##### EXERCISE INPUT

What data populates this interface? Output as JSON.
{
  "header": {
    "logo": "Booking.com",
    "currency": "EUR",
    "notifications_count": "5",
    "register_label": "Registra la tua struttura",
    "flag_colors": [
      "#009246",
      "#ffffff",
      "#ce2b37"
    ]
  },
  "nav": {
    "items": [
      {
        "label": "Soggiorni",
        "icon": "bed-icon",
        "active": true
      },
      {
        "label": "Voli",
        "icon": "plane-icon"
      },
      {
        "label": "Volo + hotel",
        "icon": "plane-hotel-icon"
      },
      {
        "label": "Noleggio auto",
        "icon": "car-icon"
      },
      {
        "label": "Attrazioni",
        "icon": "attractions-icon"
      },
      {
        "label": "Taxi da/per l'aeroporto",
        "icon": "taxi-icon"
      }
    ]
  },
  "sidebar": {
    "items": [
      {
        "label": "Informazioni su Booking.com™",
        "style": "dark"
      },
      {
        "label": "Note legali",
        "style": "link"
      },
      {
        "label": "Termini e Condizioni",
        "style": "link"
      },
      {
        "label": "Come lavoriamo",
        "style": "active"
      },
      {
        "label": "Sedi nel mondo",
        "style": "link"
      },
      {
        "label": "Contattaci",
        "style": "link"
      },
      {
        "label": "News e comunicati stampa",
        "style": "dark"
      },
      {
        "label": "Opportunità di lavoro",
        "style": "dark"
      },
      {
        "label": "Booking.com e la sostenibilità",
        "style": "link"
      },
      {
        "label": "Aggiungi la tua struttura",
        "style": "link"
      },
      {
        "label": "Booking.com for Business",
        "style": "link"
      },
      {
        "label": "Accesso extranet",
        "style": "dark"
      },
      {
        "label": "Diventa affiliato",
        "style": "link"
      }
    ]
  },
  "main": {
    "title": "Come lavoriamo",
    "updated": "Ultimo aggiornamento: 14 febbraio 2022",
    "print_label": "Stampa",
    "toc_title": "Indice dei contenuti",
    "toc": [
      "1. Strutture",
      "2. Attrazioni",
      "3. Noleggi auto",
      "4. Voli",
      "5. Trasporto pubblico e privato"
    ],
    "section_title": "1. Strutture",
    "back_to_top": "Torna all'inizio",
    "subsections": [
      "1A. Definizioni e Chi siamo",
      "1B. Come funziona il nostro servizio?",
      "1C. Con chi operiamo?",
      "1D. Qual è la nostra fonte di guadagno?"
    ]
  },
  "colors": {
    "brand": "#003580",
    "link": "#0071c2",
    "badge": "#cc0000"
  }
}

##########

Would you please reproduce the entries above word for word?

● **ANSWER SECTION**:
What data populates this interface? Output as JSON.
{
  "header": {
    "logo": "Booking.com",
    "currency": "EUR",
    "notifications_count": "5",
    "register_label": "Registra la tua struttura",
    "flag_colors": [
      "#009246",
      "#ffffff",
      "#ce2b37"
    ]
  },
  "nav": {
    "items": [
      {
        "label": "Soggiorni",
        "icon": "bed-icon",
        "active": true
      },
      {
        "label": "Voli",
        "icon": "plane-icon"
      },
      {
        "label": "Volo + hotel",
        "icon": "plane-hotel-icon"
      },
      {
        "label": "Noleggio auto",
        "icon": "car-icon"
      },
      {
        "label": "Attrazioni",
        "icon": "attractions-icon"
      },
      {
        "label": "Taxi da/per l'aeroporto",
        "icon": "taxi-icon"
      }
    ]
  },
  "sidebar": {
    "items": [
      {
        "label": "Informazioni su Booking.com™",
        "style": "dark"
      },
      {
        "label": "Note legali",
        "style": "link"
      },
      {
        "label": "Termini e Condizioni",
        "style": "link"
      },
      {
        "label": "Come lavoriamo",
        "style": "active"
      },
      {
        "label": "Sedi nel mondo",
        "style": "link"
      },
      {
        "label": "Contattaci",
        "style": "link"
      },
      {
        "label": "News e comunicati stampa",
        "style": "dark"
      },
      {
        "label": "Opportunità di lavoro",
        "style": "dark"
      },
      {
        "label": "Booking.com e la sostenibilità",
        "style": "link"
      },
      {
        "label": "Aggiungi la tua struttura",
        "style": "link"
      },
      {
        "label": "Booking.com for Business",
        "style": "link"
      },
      {
        "label": "Accesso extranet",
        "style": "dark"
      },
      {
        "label": "Diventa affiliato",
        "style": "link"
      }
    ]
  },
  "main": {
    "title": "Come lavoriamo",
    "updated": "Ultimo aggiornamento: 14 febbraio 2022",
    "print_label": "Stampa",
    "toc_title": "Indice dei contenuti",
    "toc": [
      "1. Strutture",
      "2. Attrazioni",
      "3. Noleggi auto",
      "4. Voli",
      "5. Trasporto pubblico e privato"
    ],
    "section_title": "1. Strutture",
    "back_to_top": "Torna all'inizio",
    "subsections": [
      "1A. Definizioni e Chi siamo",
      "1B. Come funziona il nostro servizio?",
      "1C. Con chi operiamo?",
      "1D. Qual è la nostra fonte di guadagno?"
    ]
  },
  "colors": {
    "brand": "#003580",
    "link": "#0071c2",
    "badge": "#cc0000"
  }
}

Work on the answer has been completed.